Alevis in Turkey have been struggling against denial and seeking official recognition. The creation of a religious site for Alevis in Diyarbakir provides an opportunity for Alevi citizens to practice their faith. However, given that Alevis have been subjected to massacres and pogroms and systematically discriminated against in Turkey, this project also helps to carry out core functions of memorialization, such as the provision of justice and non-discrimination. This memorialization effort also enables Alevis to experience a certain degree of healing, since it grants them wider recognition and contributes to ending discrimination. At the dedication ceremony, leaders of NGOs fighting for Alevi rights emphasized that solidarity with oppressed groups would build a new Turkey, meaning the further democratization of Turkey. Osman Baydemir, the mayor of Diyarbakir, highlighted the multi-cultural and multi-faith history of the city, as well as the need for communities to live their faiths.

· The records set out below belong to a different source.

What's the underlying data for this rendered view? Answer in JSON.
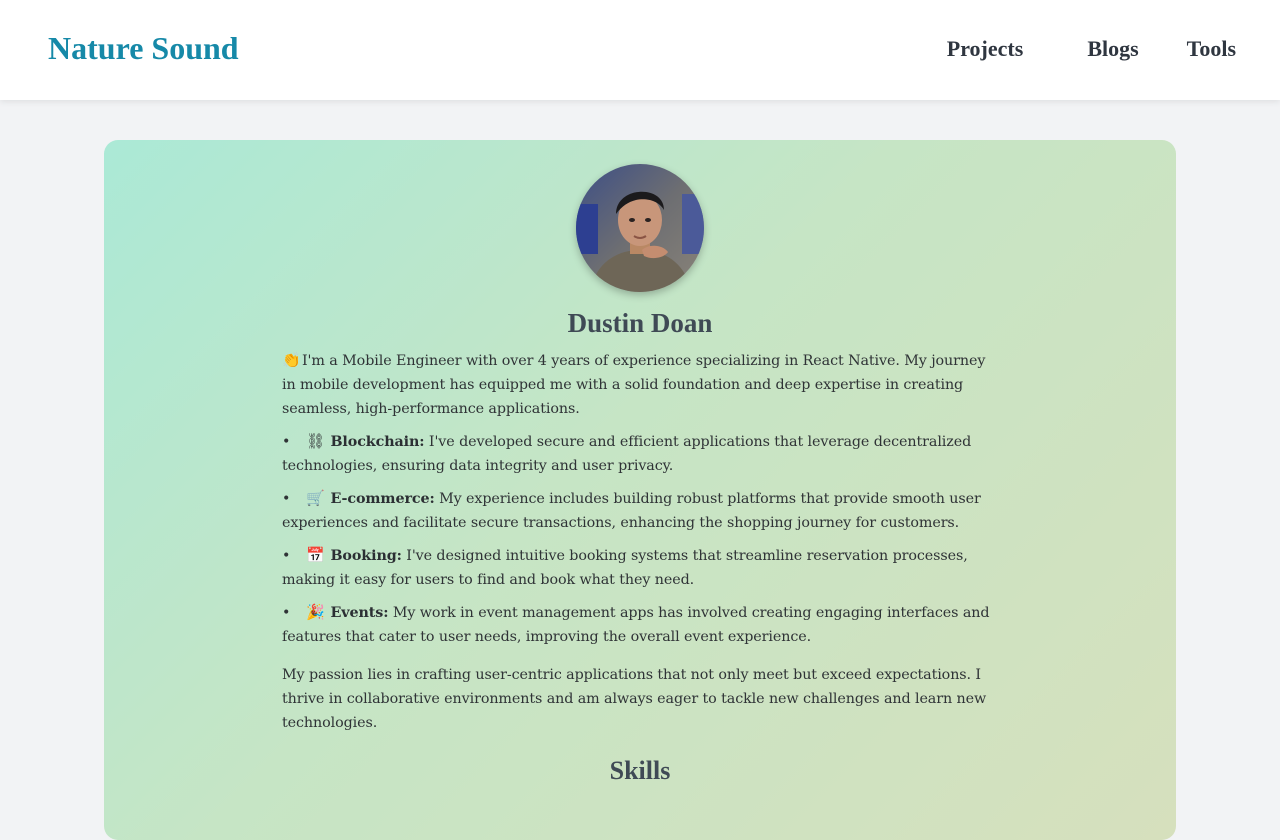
{
  "header": {
    "brand": "Nature Sound",
    "nav": {
      "projects": "Projects",
      "blogs": "Blogs",
      "tools": "Tools"
    }
  },
  "profile": {
    "name": "Dustin Doan",
    "intro_emoji": "👏",
    "intro": "I'm a Mobile Engineer with over 4 years of experience specializing in React Native. My journey in mobile development has equipped me with a solid foundation and deep expertise in creating seamless, high-performance applications.",
    "bullet_char": "•",
    "items": [
      {
        "emoji": "⛓",
        "title": "Blockchain:",
        "text": " I've developed secure and efficient applications that leverage decentralized technologies, ensuring data integrity and user privacy."
      },
      {
        "emoji": "🛒",
        "title": "E-commerce:",
        "text": " My experience includes building robust platforms that provide smooth user experiences and facilitate secure transactions, enhancing the shopping journey for customers."
      },
      {
        "emoji": "📅",
        "title": "Booking:",
        "text": " I've designed intuitive booking systems that streamline reservation processes, making it easy for users to find and book what they need."
      },
      {
        "emoji": "🎉",
        "title": "Events:",
        "text": " My work in event management apps has involved creating engaging interfaces and features that cater to user needs, improving the overall event experience."
      }
    ],
    "closing": "My passion lies in crafting user-centric applications that not only meet but exceed expectations. I thrive in collaborative environments and am always eager to tackle new challenges and learn new technologies.",
    "skills_heading": "Skills"
  },
  "colors": {
    "brand": "#1689a8",
    "card_gradient_start": "#abe9d6",
    "card_gradient_end": "#d6e0bd"
  },
  "icons": {
    "avatar": "profile-photo"
  }
}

The Turkish state has not recognized the Alevi identity as a distinct ethno-religious identity since the establishment of the republic in 1923, and this policy continues to this day. Although the Turkish Republic claims to be secular on a constitutional basis, the Directorate of Religious Affairs, an institution subordinate to the Prime Minister’s office, has regulated all religious activity since 1924, based on the principles and practices of Sunni Islam. This institution has refused to recognize the Alevi faith and has pursued a variety of discriminatory policies. These include not providing houses of worship for Alevis (called cemevi) apart from mosques, and refusing to fund the expenses of existing cemevis. According to Sunni Islamic discourse, the Alevi faith is a sect of Islam; since mosques are the only “true” places of prayer for Muslims, there is no room to acknowledge cemevi as sacred and distinct religious institutions. Yet the Alevi faith and Sunni Islam differ substantially on philosophical and practical grounds. More importantly, the insistence by the Alevi population that cemevi be recognized as their official religious sites does not, in their view, aim to create boundaries with Sunni Muslims, but is about enabling the survival of the Alevi faith. Since the Justice and Development Party (the AKP) came to power in 2002, they have several times promised a so-called “Alevi opening”—a liberalization of the rules regarding Alevis–but these initiatives have not been translated into policy, mainly because of the government’s ideological views.
Construction of the Diyarbakir Cemevi began in July 2011, with a ceremony attended by representatives of various civil society organizations, the mayor of Diyarbakir, and religious leaders. The building process did not take long, and the Diyarbakir Cemevi was dedicated in a crowded ceremony in December 2011. Many NGOs that advocated Alevi rights were present at this ceremony, in addition to the mayor of Diyarbakir, other leading political figures from the Peace and Democracy Party (BDP), representatives of the Pir Sultan Abdal Cultural Association, the Alevi Bektashi Federation, the Confederation of Alevi Associations in Europe and a number of other NGOs, religious community leaders, and thousands of people who attended to show their solidarity with Alevis. The main purpose of the project was to provide a religious site for Alevis in which they can practice their religion. The building contains various sections specifically designed for religious and social purposes: a hall to be used for the religious ritual known as “cem,” a conference room, a place for the religious ritual of lokma (the sacrifice and sharing of food), a room for paying respects to the families of the deceased, an administrative office, cafeteria and mortuary. During the opening ceremony for the Diyarbakir Cemevi, the whirling ceremony of “semah” was also performed. Naming sections of the Cemevi helps to keep alive the memory of victims in Alevi history. For example, the conference room is named Seyit Rıza Conference Hall, referring to a Kurdish-Alevi leader executed in 1938 in the course of the Dersim Massacre. Since the Diyarbakir Cemevi was opened, it has also hosted various conferences and activities addressing the history, faith and identity of Alevis.
In February 2013, Turkish Prime Minister Recep Tayyip Erdoğan said, “Cemevis are sites of cultural activity. In Islam, the mosque is where you pray. In Christianity, have you ever heard of a place other than a church? Our Alevi brothers are Muslims like us, and they have a different interpretation of Islam.” The main challenge to the purposes of this project has been this government attitude that the Alevi faith is merely a different version of Sunni Islam. This attitude encourages the persistence of an ethno-religious hierarchy in Turkey and implicitly justifies discriminatory policies towards the Alevi population. Today, although the total number of mosques in Turkey is 82,693, there are only 937 cemevis. Considering that millions of Alevis live in Turkey, these figures highlight the extent of discrimination against the Alevi faith. Recently, Hüseyin Aygün, an Alevi deputy, requested the establishment of a cemevi in the Turkish parliament for Alevi MPs and workers, but his suggestion was not welcomed by the government.